The company explained that it selected $11,000 because of its 11 herbs and spices. It expects the winner to use the money for college tuition.
So yes, KFC is looking for publicity. But the parents who name their little one Harland could also be sending a message.
During 2017, Harland was No. 3257 on the Social Security Administration’s list of leading baby names. Most popular in 1918, Harland has not been in the top 1,000 since then.
Looking at each of those names, we can ask what the parents are telling us. These are some possibilities…
1.Names sometimes correlate with politics.
Conservative parents use more masculine sounding traditional names with harder consonants and/or fewer syllables. We might have the perfect example from Republican Sarah Palin (2008 VP candidate). She named two of her daughters Bristol and Piper and her two sons, Trig and Track.
Meanwhile, parents who are more liberal tend to select uncommon names that have obscure significance. For example, they might name their children Franny and Zooey because of J.D. Salinger. They also will select names with a more “feminine feel” and softer sounding letters.
2. Names can reveal consumption patterns.
According to researchers at the University of Chicago, our next step could be to hypothesize consumption patterns. Distinguishing themselves through tradition and wealth, conservative households vote Republican, own small businesses, occupy managerial positions and shop at Brooks Brothers. Liberals meanwhile like to communicate their cultural prestige by driving a Prius, having solar panels and wearing a Peruvian woven scarf that expresses a social concern for the world.
3. Names connect to jobs.
Several years ago, a group at Verdant Labs said they went through a list of more than two million people.
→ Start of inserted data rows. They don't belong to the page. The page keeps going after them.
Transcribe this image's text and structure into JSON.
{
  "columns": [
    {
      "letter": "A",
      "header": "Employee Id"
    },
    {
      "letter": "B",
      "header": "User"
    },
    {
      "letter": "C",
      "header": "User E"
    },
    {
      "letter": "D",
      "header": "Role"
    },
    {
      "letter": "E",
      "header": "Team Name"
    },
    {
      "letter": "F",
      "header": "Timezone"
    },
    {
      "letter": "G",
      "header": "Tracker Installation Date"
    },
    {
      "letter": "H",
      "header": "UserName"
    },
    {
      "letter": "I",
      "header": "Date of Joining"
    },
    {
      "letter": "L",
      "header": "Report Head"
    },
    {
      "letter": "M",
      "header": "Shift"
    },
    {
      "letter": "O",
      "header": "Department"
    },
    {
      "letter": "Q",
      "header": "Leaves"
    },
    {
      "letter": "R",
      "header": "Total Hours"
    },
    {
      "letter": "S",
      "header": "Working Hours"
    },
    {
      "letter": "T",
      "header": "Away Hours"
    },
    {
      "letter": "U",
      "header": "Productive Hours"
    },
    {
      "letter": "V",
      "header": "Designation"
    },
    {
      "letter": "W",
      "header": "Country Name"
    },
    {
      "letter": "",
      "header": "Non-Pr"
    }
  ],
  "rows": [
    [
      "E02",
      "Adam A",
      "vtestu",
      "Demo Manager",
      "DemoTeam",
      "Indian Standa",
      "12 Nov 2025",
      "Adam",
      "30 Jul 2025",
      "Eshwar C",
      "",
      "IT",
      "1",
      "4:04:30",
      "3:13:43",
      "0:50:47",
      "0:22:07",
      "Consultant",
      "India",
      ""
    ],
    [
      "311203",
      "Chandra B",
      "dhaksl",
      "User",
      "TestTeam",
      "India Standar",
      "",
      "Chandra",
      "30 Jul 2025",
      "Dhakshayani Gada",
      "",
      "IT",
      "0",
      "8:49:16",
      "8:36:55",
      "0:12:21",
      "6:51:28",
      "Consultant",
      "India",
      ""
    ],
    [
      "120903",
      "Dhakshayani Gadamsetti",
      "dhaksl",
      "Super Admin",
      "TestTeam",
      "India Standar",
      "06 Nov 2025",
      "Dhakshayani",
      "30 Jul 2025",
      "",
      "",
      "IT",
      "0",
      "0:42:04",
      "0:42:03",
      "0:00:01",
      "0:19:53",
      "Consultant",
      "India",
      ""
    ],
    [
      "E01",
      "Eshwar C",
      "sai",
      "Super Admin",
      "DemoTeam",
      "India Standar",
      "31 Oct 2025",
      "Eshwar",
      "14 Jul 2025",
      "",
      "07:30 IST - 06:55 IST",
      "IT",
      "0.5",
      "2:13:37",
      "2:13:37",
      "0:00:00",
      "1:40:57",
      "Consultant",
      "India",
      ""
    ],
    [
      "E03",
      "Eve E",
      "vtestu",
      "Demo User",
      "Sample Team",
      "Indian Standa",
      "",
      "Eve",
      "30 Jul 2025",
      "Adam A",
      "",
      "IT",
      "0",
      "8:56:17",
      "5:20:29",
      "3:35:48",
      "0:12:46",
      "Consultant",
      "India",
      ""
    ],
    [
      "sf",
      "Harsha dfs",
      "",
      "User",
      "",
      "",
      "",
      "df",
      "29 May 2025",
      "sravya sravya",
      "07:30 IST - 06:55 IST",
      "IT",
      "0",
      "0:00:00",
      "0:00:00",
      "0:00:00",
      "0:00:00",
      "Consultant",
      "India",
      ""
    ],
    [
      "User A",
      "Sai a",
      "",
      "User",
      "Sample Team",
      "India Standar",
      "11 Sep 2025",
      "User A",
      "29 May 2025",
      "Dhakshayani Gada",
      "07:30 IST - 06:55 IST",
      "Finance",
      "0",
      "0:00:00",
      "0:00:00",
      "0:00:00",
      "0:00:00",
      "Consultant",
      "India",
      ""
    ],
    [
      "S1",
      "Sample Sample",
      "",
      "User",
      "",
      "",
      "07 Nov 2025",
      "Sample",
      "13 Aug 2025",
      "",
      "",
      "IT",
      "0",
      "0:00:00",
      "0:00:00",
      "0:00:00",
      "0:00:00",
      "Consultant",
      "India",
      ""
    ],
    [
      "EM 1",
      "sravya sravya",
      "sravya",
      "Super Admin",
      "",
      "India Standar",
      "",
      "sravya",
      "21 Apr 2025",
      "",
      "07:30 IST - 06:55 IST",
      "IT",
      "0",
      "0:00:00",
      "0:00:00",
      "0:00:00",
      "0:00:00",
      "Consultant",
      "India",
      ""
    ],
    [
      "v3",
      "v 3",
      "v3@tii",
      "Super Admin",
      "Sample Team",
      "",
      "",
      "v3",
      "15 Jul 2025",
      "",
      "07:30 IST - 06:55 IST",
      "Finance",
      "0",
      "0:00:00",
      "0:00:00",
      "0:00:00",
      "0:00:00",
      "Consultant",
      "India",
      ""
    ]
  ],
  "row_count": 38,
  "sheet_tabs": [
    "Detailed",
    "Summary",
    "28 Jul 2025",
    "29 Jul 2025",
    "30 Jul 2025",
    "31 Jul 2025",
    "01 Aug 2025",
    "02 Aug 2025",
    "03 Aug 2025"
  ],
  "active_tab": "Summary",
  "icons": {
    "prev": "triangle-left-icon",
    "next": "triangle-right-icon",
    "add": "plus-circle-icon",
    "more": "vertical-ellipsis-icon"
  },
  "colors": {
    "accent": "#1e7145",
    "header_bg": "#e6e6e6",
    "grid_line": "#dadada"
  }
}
Scouring public records, they connected names to professions and came up with some links. For example, if your name is Richie, it is more likely that you will become a guitarist. Meanwhile, Mikes and Jims tend to be football coaches.
When they connected the names and jobs, the people at Verdant Labs warned us not to assume that a list of football coaches will necessarily have more Mikes and Jims. Instead they discovered that among people named Mike, there was an unusually high percent of coaches.
Here is an excerpt from a Verdant Labs graphic with the names/jobs connections:
Our Bottom Line: Signaling
While I am not sure about the academic rigor for some of the baby naming research, I do believe that many parents say something through their children’s names. They send a signal.
Explained by behavioral economists, signaling can involve a very specific act that conveys a much broader message. A politician votes for the death penalty to show he is tough on crime. Someone shops at Annye’s Organics to demonstrate concern about the environment. And, you name your little boy Odysseus to display your knowledge of Greek mythology as you nudge him in a literary direction.
But what then is the winner of the Harland contest signaling?
My sources and more: You might enjoy (as did I) the KFC naming rights “analysis” in this Atlantic article. Then, this Washington Post article on the significance of names takes the next step some insight. And finally, if you enjoy Freakonomics podcasts, these have all you could want to know about baby names.
Please note that several sentences from today’s post were in a past econlife and our Colonel Sanders photo is from Wikipedia.